Disagreements arise about the first successful animal to human organ transplant.
On January 14th, 2022, one of the most groundbreaking surgeries of the twenty-first century was performed, changing the face of human transplants forever. Using the organ of an animal instead of a human donor in the transplant procedure has been a long term goal for surgeons around the world; however, it was deemed impossible due to a lack of genetic similarities between animals and humans, until now. As a result of the new genetic modification technology available, doctors were able to genetically modify a pig heart in order to complete the first pig to human heart transplant. David Bennett Sr. was not only the patient who underwent one of the most important surgeries of the century, but his body also accepted the heart that came from the pig without any signs of rejection or septic shock.
People on transplant lists who are looking for donor organs understand how important this new procedure is for people with cardiac diseases. Over 50,000 people in the United States have been diagnosed with a life threatening disease, one that puts them on the heart transplant waiting list. Only about 5,000 of those people not only get a heart, but also the opportunity to live a longer, more sustainable life, says the National Institute of Health and Medicine. This demonstrates that the United States is suffering from critical organ shortages, causing the transplant process of a heart and other organs to be longer. Those assessed to be in critical conditions are prioritized, but “there is always going to be someone who is in [a] worse condition than [someone else], and this [procedure] brings us one step closer to solving the organ shortage crisis,” commented Dr. Bartley Griffith, the surgeon who performed the operation.
Although this surgery broke medical history, controversial opinions have arisen. The patient chosen to participate in this clinical trial seems to have a questionable past, one that was overlooked by the surgeons involved. According to the Washington Post, Bennett was sentenced to ten years in a federal penitentiary for stabbing Edward Shumaker seven times in the back in 1988, leaving Shumaker paralyzed. Shumaker died in 2007 at age 40 from a stroke due to complications from his paralysis. The transplant list refused Bennett as a potential recipient due to his time in prison and abnormal alcohol abuse. Not only was Bennett refused by the heart transplant list and other clinical trials, but he also did not meet the criteria of the list for this procedure, yet he somehow managed to get himself into this clinical trial.
“Even given a questionable background, it still requires someone to be willing to be a part of a trial such as this,” responded TJ biology teacher Scott Thomas of this criticism.
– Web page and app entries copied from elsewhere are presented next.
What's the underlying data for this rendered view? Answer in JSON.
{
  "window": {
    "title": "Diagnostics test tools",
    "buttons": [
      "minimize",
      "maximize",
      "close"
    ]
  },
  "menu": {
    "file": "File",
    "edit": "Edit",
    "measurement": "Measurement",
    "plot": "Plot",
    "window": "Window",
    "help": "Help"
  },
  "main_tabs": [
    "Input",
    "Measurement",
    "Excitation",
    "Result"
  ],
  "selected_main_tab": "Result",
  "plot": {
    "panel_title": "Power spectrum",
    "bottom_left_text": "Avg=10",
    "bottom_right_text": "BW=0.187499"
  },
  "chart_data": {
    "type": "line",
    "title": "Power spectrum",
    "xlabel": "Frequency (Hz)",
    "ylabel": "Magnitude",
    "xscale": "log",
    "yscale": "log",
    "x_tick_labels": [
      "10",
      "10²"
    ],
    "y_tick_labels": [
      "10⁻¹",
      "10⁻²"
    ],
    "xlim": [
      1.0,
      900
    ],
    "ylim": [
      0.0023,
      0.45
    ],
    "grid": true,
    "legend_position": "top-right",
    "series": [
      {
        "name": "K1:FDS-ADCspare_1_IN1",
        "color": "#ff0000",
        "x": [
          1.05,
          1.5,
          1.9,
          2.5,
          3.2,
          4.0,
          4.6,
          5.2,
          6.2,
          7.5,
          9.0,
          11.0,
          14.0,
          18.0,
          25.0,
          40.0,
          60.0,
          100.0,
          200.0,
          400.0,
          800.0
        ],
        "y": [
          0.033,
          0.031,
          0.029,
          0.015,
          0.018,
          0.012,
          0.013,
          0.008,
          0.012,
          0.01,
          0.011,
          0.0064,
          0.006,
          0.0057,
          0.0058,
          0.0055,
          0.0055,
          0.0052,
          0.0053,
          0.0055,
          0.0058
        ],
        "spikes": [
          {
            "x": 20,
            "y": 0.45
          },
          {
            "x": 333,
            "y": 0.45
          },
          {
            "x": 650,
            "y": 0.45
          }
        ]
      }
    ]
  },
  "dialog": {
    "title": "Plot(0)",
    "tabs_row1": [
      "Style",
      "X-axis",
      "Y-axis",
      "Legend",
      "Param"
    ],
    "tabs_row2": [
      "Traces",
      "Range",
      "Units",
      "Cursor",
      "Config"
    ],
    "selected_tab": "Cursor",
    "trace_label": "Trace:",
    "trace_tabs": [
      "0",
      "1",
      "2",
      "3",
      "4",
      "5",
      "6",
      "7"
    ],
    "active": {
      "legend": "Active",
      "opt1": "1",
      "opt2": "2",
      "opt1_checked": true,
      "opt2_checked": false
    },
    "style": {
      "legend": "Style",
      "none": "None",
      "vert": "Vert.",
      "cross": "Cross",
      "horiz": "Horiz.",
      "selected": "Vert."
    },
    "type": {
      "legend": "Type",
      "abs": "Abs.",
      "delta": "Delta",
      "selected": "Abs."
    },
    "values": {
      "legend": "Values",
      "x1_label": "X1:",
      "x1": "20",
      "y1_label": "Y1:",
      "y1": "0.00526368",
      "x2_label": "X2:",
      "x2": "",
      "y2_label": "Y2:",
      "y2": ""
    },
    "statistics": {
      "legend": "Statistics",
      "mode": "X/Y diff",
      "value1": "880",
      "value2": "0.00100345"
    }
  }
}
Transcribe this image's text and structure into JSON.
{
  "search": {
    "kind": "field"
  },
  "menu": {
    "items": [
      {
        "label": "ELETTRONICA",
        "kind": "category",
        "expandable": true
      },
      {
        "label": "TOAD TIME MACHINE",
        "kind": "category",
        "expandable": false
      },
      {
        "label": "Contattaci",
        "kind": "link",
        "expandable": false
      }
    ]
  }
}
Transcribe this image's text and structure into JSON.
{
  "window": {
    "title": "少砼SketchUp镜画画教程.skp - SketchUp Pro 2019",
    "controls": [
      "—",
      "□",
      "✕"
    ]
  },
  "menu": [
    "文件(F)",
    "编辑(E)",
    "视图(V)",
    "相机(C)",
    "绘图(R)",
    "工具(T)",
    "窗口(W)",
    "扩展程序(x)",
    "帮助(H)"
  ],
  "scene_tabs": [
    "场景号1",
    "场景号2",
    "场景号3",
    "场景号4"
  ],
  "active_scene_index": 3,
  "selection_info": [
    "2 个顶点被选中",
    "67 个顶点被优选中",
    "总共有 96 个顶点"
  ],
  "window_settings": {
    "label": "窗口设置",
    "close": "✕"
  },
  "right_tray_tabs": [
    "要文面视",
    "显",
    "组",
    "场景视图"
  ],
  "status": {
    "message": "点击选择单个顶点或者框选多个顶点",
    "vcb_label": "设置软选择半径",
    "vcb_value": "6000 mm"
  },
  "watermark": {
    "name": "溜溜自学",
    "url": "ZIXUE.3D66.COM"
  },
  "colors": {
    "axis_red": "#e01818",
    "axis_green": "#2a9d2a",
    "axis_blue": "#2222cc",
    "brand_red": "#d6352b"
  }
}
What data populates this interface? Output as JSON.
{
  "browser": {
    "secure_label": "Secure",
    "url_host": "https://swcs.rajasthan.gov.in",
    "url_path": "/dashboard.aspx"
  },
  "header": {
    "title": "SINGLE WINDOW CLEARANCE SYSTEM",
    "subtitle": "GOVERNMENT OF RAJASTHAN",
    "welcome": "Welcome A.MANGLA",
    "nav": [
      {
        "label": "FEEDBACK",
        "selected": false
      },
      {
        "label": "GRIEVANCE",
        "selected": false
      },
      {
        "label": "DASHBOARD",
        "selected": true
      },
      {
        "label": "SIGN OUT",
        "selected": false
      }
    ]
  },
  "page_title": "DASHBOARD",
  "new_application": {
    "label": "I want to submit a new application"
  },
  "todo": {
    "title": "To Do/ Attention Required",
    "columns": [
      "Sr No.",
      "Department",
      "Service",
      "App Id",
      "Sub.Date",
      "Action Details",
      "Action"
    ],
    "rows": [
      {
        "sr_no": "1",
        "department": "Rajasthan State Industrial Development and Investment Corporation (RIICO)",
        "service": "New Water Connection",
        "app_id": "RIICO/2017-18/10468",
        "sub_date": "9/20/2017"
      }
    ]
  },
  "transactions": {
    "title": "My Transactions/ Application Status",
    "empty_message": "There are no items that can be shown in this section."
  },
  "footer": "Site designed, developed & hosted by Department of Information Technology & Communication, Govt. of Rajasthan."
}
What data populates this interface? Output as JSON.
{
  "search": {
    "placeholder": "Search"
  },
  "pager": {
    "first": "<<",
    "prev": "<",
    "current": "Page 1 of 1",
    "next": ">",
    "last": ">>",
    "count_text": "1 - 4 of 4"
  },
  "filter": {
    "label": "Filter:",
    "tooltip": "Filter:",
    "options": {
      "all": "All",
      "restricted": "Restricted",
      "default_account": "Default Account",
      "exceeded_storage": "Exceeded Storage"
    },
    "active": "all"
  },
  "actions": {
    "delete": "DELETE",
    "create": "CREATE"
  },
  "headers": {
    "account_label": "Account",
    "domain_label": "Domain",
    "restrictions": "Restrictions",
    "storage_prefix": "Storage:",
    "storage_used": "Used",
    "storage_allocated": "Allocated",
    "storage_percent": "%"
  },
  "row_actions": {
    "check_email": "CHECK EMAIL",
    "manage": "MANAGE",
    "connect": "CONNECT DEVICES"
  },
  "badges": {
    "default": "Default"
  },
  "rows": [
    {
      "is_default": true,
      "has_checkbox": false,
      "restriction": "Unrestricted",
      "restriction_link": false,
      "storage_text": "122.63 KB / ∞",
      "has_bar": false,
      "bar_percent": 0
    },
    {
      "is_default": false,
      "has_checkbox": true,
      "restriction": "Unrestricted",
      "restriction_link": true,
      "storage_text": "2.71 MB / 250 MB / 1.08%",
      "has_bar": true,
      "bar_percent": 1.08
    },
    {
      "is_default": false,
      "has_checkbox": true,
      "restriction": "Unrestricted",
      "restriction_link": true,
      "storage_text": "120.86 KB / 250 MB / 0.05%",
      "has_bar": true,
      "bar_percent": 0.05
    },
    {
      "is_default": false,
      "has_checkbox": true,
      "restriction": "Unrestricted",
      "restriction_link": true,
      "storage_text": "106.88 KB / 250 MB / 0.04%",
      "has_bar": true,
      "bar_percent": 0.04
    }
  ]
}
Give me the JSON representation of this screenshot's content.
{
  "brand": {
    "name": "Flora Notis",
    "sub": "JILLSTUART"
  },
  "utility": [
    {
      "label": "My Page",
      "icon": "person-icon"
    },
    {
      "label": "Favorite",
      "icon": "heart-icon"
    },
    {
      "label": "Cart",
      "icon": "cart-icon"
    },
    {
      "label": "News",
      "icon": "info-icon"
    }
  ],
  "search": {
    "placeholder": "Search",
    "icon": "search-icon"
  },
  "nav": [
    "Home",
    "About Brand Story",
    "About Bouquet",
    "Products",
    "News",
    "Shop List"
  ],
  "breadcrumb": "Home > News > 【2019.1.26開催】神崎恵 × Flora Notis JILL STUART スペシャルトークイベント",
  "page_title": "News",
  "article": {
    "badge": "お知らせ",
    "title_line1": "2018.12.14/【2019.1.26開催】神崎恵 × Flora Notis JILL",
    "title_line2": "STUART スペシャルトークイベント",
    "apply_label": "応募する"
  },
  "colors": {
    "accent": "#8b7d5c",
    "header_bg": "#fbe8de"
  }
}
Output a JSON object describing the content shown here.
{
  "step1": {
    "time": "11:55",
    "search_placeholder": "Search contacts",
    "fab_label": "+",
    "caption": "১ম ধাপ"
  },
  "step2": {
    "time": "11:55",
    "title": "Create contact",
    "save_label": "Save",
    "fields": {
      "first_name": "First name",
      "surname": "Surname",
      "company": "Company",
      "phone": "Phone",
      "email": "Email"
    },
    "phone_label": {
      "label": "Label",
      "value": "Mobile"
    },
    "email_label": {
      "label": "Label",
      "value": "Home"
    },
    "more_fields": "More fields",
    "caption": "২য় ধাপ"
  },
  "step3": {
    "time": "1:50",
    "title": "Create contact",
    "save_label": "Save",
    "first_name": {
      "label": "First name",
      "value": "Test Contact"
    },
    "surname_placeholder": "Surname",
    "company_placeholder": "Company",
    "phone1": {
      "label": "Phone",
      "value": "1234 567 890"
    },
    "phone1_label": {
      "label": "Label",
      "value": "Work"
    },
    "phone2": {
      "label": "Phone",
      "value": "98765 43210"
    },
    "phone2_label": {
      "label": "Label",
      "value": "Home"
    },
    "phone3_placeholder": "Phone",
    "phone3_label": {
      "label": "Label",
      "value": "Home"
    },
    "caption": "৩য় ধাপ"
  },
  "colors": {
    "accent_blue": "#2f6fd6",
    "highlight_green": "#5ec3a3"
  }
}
Thomas believes that this surgery shows doctors that they “have the ability to transplant from one organism to another, which could potentially increase the amount of organs available to critical patients.” However, it is not an ideal scenario because a number of complications can occur since it serves as a bridge from one solution to another. Although the pig to human organ transplant was successful, previous research suggests that it will not be a permanent solution, in which Thomas agreed. The first attempt at this procedure called Xenotransplantation, the process of transplanting from one organism to another, was in 1964 and declared unsuccessful as the patient died within two hours of having an organ from a chimpanzee transplanted into their body.
According to the National Library of Medicine, another attempt was made in 1992 when a surgeon transplanted a baboon liver into a human; however, this patient died within 70 days of when the procedure took place. “Xenotransplantation is a very risky idea, most times the genetic makeup of one organism is so different from that of a human that it is very difficult to begin the process of genetic modifications to begin with,” Griffith said in his latest interview on the subject. According to the National Library of Medicine, this is a purely experimental process as doctors will not know if it is effective unless they try. However, Griffith believes that although “it is a corrosive process,” surgeons “don’t have a choice.” Many surgeons agree that although it is experimental, they have no other choice but to experiment. This is a surgery that could pull the United States of America out of an organ crisis because, to simply put it, too many people are dying since they can not get the organs they need because other people aren’t dying. Xenotransplantation has been in the works for decades, and it could be the future of medicine.
The end to the organ crisis can be seen with this specific procedure, proving that xenotransplantation is in fact affluent. Experimental surgeries like this could be one of the few things to save a majority of the human population. Griffith agrees, stating that “instead of 5,000 people getting an organ every year, it can turn into 10,000 because of this one proven procedure.” Welcome to the future of surgical medicine.
*Update: David Bennett Senior, recipient of the pig to human heart transplant passed away on March 9th, 2022 due to septic shock from rejecting the heart. Without his historic bravery, surgeons would never have been able to experiment with this procedure; now surgeons know the complications that are at risk. Bennett lived for over sixty days, which is the longest any human has survived this kind of procedure. Although this is a setback, surgeons are still trying to find a way to make this experiment work in a more long term fashion for future help with organ transplants.